Visual localization has been well studied in recent decades and applied in many fields as a fundamental capability in robotics. However, the success of the state of the arts usually builds on the assumption that the environment is static. In dynamic scenarios where moving objects are present, the performance of the existing visual localization systems degrades a lot due to the disturbance of the dynamic factors. To address this problem, we propose a novel sparse motion removal (SMR) model that detects the dynamic and static regions for an input frame based on a Bayesian framework. The similarity between the consecutive frames and the difference between the current frame and the reference frame are both considered to reduce the detection uncertainty. After the detection process is finished, the dynamic regions are eliminated while the static ones are fed into a feature-based visual simultaneous localization and mapping (SLAM) system for further visual localization. To verify the proposed method, both qualitative and quantitative experiments are performed and the experimental results have demonstrated that the proposed model can significantly improve the accuracy and robustness for visual localization in dynamic environments.

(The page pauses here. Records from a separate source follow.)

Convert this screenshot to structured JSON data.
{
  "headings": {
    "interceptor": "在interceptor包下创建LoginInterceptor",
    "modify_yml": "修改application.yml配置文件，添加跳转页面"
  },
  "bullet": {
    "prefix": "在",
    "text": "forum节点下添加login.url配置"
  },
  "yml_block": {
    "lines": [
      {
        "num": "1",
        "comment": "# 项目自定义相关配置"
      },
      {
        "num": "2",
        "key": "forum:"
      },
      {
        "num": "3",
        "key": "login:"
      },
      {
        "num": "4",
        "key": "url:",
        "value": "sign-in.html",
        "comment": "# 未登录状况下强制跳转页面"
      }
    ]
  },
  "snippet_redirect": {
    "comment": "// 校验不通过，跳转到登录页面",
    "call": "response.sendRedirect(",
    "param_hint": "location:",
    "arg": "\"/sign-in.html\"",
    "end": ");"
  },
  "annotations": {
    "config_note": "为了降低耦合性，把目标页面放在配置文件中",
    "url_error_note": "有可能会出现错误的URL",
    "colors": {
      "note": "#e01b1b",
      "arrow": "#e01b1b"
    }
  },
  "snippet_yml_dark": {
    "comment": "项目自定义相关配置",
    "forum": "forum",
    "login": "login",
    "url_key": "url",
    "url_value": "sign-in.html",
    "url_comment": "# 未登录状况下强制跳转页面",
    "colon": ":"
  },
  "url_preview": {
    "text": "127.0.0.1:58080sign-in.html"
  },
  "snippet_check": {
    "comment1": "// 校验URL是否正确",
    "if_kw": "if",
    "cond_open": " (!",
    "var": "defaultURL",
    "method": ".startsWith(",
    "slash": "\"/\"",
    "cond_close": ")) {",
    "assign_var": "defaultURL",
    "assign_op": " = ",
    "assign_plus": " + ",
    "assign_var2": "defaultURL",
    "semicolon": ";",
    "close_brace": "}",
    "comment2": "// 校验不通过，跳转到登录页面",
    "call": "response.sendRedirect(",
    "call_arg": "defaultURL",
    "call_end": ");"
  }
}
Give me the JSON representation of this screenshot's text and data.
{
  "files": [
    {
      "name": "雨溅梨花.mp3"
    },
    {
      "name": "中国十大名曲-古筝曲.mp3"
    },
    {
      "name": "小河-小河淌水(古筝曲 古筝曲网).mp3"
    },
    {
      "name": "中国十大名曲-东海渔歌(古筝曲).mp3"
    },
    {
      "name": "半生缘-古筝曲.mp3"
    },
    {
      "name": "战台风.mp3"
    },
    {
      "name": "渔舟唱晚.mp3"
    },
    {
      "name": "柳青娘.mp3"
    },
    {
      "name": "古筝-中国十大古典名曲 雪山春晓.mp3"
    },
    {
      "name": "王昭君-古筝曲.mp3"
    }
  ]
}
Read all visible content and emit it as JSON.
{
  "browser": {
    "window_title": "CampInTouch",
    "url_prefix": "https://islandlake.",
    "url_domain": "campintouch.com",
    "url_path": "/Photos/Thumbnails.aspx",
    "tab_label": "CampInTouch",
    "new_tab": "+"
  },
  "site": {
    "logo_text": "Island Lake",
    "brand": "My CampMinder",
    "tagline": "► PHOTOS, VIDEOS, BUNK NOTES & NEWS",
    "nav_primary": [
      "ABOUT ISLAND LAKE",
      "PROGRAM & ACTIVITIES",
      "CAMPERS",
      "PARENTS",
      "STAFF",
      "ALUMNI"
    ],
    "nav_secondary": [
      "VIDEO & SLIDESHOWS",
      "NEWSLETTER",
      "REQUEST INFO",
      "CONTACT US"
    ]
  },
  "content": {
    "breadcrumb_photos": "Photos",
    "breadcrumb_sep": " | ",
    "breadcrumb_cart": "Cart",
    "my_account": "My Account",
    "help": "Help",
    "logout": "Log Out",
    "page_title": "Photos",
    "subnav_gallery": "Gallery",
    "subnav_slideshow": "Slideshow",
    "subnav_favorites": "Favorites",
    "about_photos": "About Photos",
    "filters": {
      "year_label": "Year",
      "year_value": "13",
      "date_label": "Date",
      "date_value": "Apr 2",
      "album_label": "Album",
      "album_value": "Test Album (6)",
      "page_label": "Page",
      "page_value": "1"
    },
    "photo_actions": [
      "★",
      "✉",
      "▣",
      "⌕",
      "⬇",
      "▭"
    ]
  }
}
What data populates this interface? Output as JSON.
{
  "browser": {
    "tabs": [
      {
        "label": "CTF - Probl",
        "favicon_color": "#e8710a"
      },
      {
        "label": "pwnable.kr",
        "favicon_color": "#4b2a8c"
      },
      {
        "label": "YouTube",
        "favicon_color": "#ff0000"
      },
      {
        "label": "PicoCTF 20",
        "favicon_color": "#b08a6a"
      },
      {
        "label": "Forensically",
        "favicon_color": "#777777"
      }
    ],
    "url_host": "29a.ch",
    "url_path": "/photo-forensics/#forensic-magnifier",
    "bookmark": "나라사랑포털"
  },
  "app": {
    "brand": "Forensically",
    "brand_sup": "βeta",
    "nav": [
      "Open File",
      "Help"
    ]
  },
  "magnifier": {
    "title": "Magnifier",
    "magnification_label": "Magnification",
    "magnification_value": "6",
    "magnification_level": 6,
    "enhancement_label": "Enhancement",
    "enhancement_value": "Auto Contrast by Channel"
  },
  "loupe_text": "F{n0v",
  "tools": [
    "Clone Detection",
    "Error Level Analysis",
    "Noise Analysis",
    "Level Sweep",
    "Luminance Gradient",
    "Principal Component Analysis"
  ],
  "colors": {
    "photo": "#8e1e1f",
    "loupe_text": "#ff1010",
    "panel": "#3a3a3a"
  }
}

In this letter, we present a deep learning-based network, GCNv2, for generation of keypoints and descriptors. GCNv2 is built on our previous method, GCN, a network trained for 3D projective geometry. GCNv2 is designed with a binary descriptor vector as the ORB feature so that it can easily replace ORB in systems such as ORB-SLAM2. GCNv2 significantly improves the computational efficiency over GCN that was only able to run on desktop hardware. We show how a modified version of ORB-SLAM2 using GCNv2 features runs on a Jetson TX2, an embedded low-power platform. Experimental results show that GCNv2 retains comparable accuracy as GCN and that it is robust enough to use for control of a flying drone. Source code is available at: .
In this paper, we present a monocular Simultaneous Localization and Mapping (SLAM) algorithm using high-level object and plane landmarks. The built map is denser, more compact and semantic meaningful compared to feature point based SLAM. We first propose a high order graphical model to jointly infer the 3D object and layout planes from single images considering occlusions and semantic constraints. The extracted objects and planes are further optimized with camera poses in a unified SLAM framework. Objects and planes can provide more semantic constraints such as Manhattan and object supporting relationships compared to points. Experiments on various public and collected datasets including ICL NUIM and TUM Mono show that our algorithm can improve camera localization accuracy compared to state-of-the-art SLAM especially when there is no loop closure, and also generate dense maps robustly in many structured environments.